Content starts

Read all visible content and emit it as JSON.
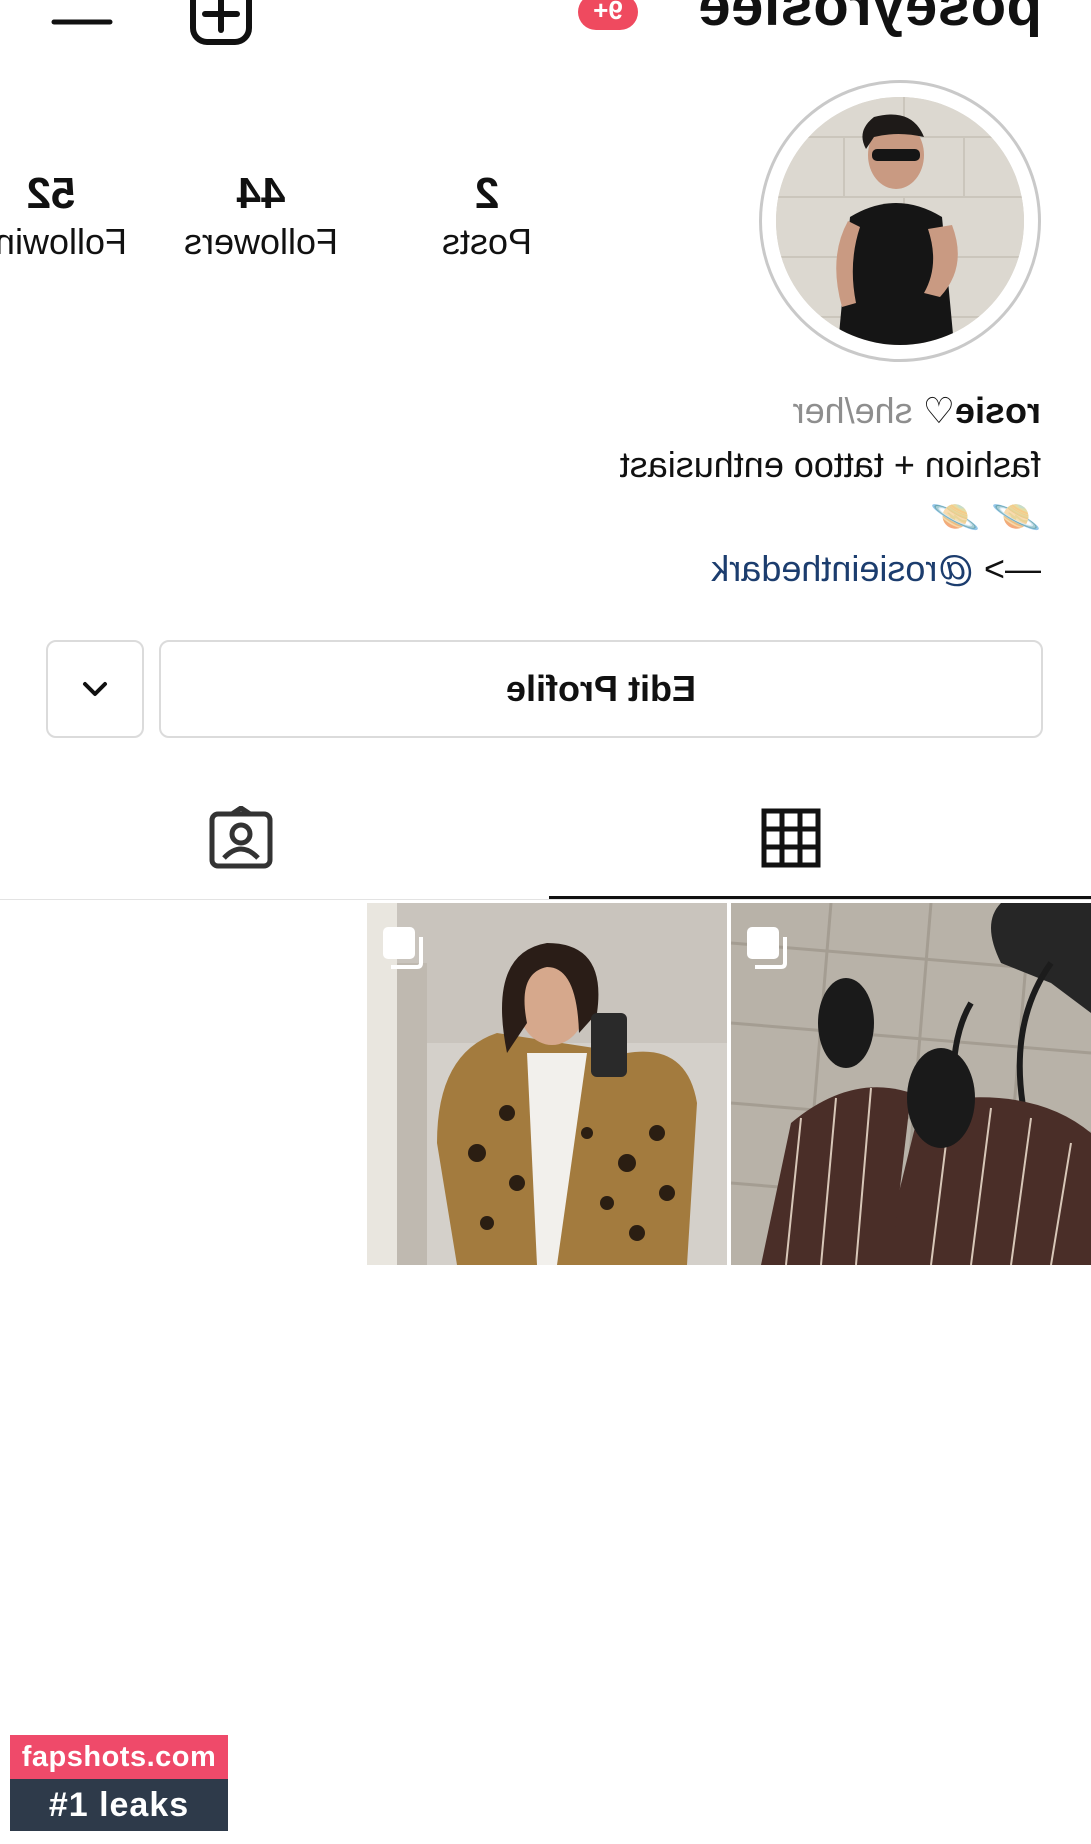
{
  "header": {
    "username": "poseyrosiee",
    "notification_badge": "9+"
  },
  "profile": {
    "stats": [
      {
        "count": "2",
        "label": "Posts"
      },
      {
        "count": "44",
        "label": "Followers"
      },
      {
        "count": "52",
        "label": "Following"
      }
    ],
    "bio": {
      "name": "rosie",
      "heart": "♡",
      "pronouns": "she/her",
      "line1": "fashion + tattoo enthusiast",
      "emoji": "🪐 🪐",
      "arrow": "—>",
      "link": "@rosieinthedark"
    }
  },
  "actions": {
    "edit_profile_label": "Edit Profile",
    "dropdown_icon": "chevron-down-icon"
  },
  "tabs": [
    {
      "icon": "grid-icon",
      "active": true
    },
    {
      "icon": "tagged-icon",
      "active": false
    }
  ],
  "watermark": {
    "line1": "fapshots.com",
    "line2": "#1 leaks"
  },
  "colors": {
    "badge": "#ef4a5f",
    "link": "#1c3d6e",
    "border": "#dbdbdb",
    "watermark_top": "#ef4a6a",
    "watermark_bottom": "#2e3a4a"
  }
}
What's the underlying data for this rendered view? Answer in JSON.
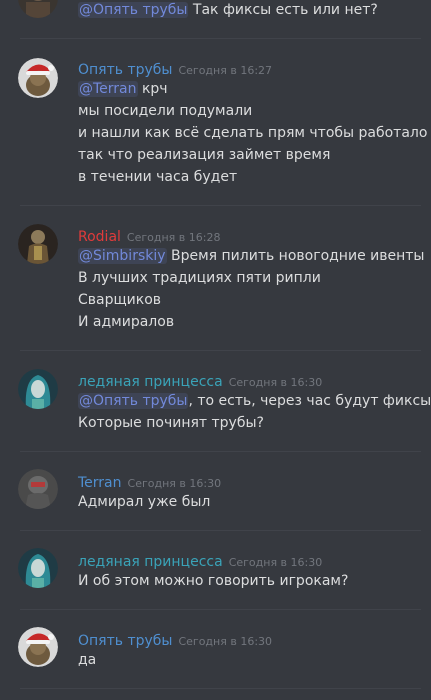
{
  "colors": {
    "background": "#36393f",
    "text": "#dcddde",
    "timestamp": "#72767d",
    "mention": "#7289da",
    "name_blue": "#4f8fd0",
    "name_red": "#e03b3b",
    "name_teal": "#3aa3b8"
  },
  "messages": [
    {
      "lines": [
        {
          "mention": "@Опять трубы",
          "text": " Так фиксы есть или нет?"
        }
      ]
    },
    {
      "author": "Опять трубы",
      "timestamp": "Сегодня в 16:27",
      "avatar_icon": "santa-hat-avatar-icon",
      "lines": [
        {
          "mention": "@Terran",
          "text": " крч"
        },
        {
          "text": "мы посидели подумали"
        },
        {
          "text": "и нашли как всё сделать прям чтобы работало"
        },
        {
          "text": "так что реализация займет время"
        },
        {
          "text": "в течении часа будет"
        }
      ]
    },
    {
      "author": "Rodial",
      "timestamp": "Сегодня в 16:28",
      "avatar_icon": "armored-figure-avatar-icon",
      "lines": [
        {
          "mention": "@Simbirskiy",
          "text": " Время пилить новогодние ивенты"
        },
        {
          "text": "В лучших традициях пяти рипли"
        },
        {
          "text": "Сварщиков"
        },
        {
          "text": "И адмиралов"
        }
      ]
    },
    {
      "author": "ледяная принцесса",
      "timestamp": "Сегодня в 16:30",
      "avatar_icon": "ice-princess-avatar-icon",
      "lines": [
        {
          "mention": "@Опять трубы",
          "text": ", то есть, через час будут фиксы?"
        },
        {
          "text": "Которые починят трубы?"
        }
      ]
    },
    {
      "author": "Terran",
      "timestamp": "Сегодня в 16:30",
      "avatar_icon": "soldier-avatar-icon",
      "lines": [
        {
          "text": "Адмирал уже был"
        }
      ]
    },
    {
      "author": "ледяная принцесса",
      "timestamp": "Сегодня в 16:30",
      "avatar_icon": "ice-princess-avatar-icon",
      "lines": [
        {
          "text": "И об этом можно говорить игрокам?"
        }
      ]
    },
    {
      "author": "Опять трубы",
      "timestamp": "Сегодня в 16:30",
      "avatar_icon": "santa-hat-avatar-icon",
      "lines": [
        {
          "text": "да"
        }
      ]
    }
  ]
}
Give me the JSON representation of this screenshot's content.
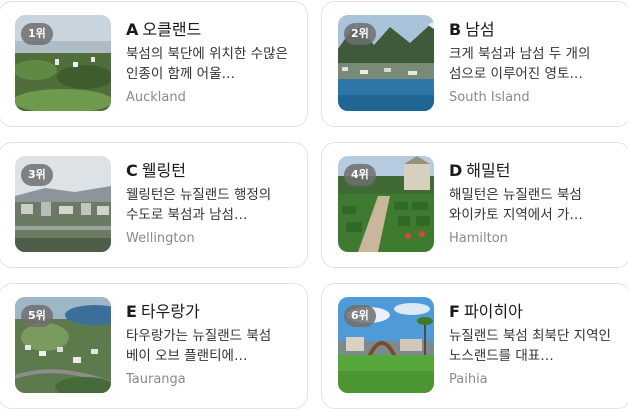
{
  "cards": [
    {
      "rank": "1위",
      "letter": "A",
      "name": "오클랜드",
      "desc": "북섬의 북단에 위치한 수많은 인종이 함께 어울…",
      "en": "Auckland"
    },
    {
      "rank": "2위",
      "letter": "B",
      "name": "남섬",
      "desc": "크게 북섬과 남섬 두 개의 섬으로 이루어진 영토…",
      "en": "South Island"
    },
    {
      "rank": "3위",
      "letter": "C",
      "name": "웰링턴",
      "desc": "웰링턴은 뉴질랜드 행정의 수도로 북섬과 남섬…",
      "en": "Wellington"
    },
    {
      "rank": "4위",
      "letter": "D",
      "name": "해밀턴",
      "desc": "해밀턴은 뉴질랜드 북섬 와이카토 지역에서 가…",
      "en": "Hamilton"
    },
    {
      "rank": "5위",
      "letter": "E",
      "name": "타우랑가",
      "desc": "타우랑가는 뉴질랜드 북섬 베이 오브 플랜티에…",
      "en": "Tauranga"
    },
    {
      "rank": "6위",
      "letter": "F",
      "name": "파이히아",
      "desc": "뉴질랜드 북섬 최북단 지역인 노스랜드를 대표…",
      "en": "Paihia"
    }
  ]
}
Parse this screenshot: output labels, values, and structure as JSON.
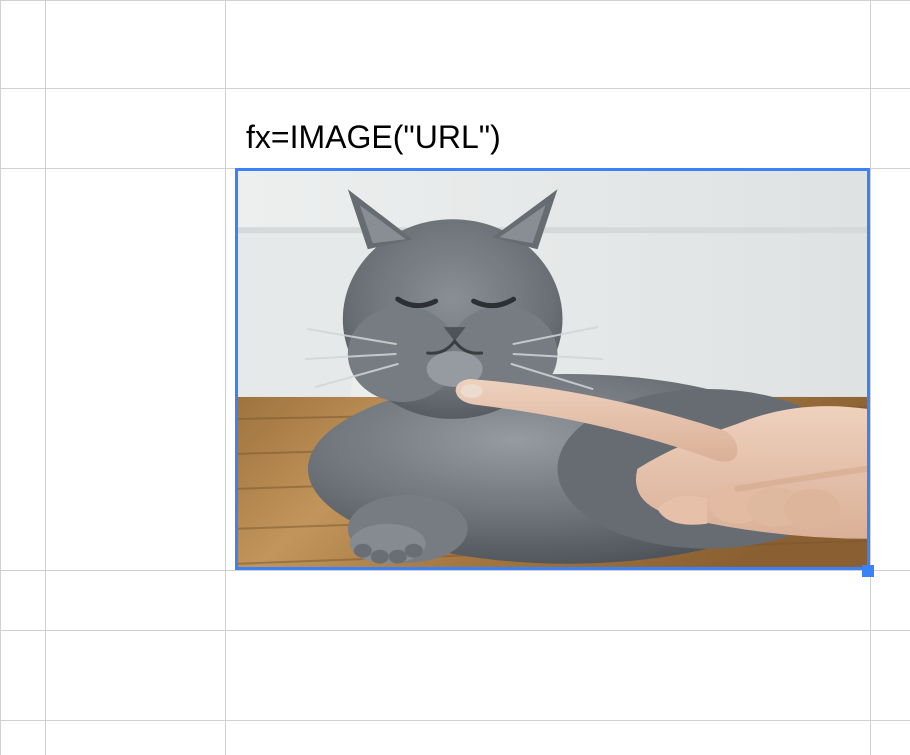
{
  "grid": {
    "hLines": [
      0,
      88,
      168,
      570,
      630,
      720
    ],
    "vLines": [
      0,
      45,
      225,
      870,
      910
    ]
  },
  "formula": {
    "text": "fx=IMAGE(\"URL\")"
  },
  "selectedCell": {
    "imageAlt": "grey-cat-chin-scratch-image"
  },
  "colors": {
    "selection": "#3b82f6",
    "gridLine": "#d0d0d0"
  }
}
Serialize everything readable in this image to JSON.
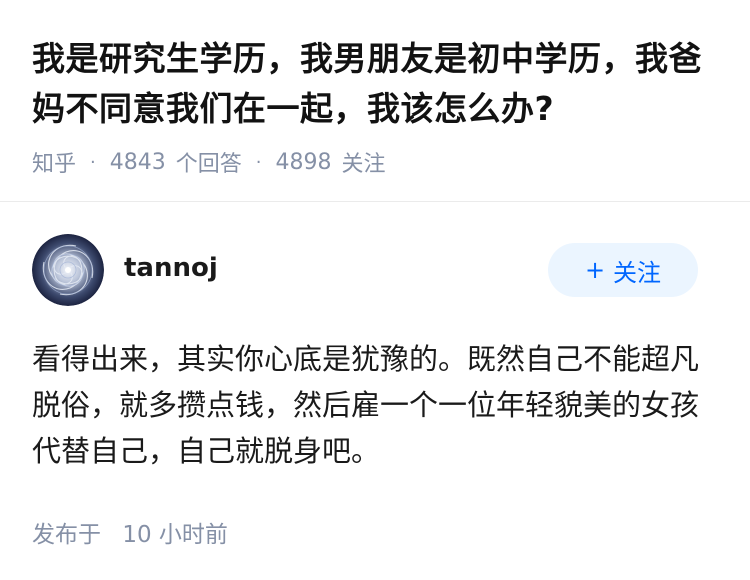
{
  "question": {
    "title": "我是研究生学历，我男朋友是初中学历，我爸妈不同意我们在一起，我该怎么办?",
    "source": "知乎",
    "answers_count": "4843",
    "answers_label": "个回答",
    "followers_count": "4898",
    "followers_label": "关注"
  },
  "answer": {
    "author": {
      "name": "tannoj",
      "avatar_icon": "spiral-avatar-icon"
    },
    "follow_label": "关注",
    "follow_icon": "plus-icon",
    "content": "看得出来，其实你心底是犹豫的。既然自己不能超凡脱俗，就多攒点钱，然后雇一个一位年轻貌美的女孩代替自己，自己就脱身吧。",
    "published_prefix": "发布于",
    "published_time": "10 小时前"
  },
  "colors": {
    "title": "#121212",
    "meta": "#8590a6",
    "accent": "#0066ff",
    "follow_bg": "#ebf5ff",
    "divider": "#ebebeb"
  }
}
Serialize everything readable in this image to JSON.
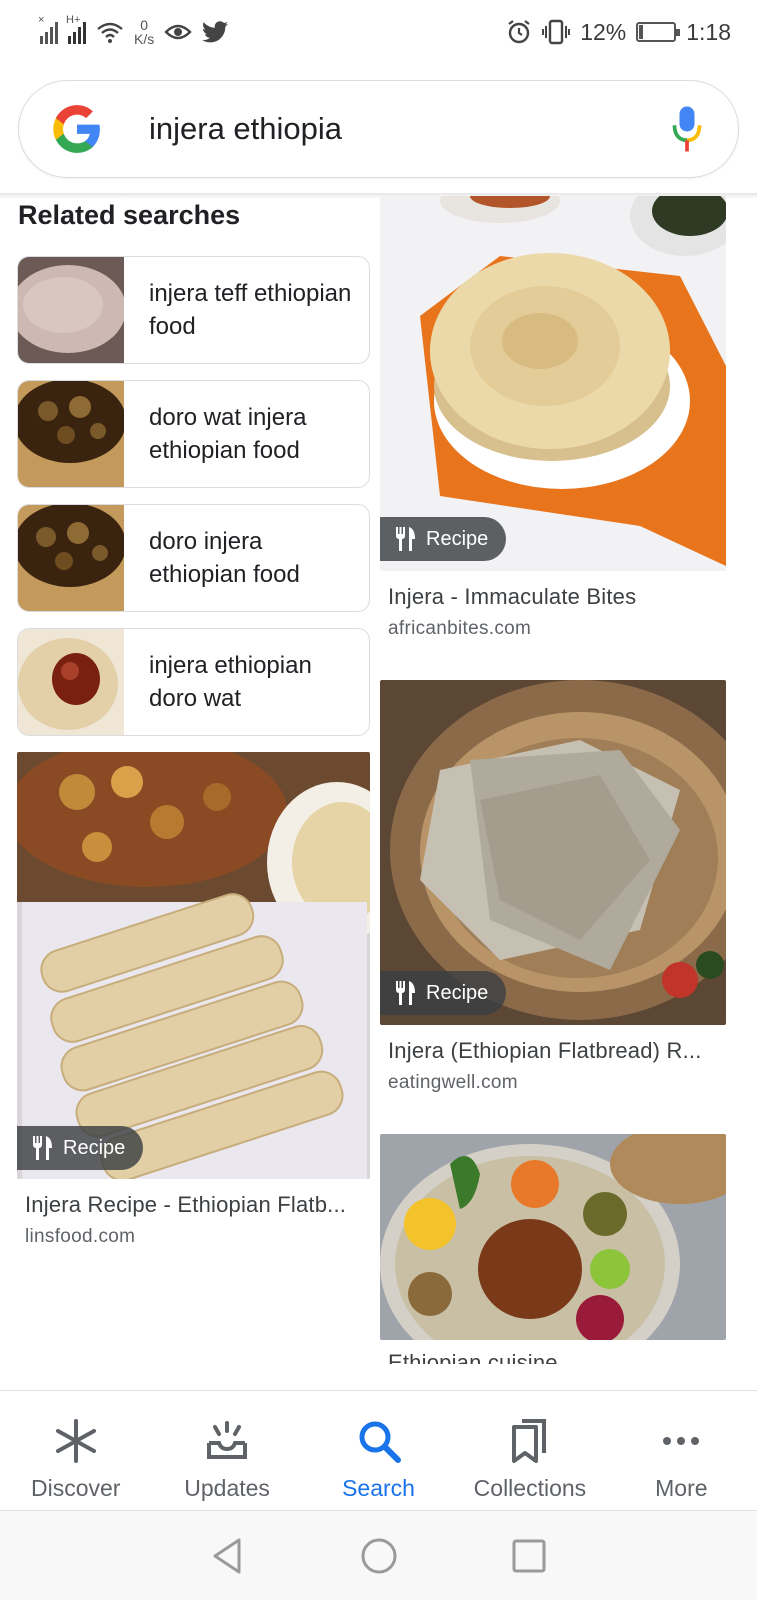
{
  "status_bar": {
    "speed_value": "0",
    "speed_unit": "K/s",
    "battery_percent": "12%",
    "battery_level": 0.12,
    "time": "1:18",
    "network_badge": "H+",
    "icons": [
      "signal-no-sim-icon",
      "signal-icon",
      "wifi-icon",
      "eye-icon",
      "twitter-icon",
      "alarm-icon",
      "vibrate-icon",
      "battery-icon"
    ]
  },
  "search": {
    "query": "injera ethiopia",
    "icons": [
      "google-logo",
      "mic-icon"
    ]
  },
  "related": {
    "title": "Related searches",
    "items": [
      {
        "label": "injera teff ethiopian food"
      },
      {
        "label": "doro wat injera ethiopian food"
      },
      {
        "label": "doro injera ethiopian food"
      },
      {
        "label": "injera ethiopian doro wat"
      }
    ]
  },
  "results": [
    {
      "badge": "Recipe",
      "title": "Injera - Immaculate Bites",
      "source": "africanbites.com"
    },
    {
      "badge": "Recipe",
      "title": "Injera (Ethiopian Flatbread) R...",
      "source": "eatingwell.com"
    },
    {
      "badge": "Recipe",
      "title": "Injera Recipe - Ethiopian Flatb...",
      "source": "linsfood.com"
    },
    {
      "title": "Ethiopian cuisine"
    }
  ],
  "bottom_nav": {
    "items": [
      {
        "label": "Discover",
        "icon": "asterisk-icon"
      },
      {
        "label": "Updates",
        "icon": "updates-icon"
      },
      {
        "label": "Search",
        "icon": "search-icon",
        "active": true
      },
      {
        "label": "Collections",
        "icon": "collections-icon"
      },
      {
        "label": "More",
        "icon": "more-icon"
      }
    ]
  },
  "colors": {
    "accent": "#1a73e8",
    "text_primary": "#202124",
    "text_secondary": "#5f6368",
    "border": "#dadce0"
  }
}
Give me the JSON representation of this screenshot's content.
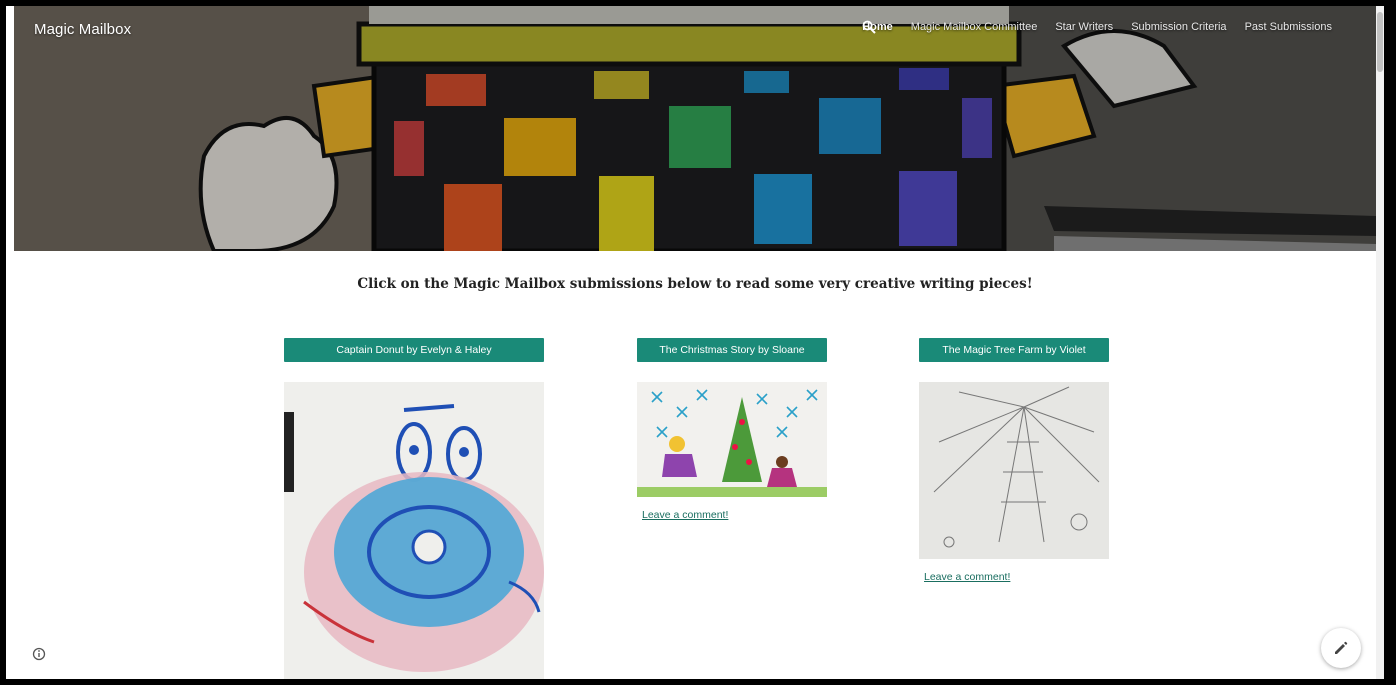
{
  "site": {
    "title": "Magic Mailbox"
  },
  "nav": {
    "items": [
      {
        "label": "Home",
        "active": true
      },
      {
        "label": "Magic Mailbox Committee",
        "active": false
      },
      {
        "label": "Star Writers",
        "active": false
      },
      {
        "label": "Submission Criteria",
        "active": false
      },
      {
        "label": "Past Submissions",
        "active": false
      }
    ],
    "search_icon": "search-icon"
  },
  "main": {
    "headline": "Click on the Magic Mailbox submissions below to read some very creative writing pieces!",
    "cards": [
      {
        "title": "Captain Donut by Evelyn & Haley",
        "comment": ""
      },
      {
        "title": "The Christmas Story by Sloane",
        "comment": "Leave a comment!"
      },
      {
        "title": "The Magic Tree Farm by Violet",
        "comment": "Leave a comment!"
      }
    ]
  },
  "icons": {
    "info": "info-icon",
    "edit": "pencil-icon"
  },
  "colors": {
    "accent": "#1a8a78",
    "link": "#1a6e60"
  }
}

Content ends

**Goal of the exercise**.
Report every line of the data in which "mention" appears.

**Response for this exercise**.
    "mention": "#7289da",
          "mention": "@Опять трубы",
          "mention": "@Terran",
          "mention": "@Simbirskiy",
          "mention": "@Опять трубы",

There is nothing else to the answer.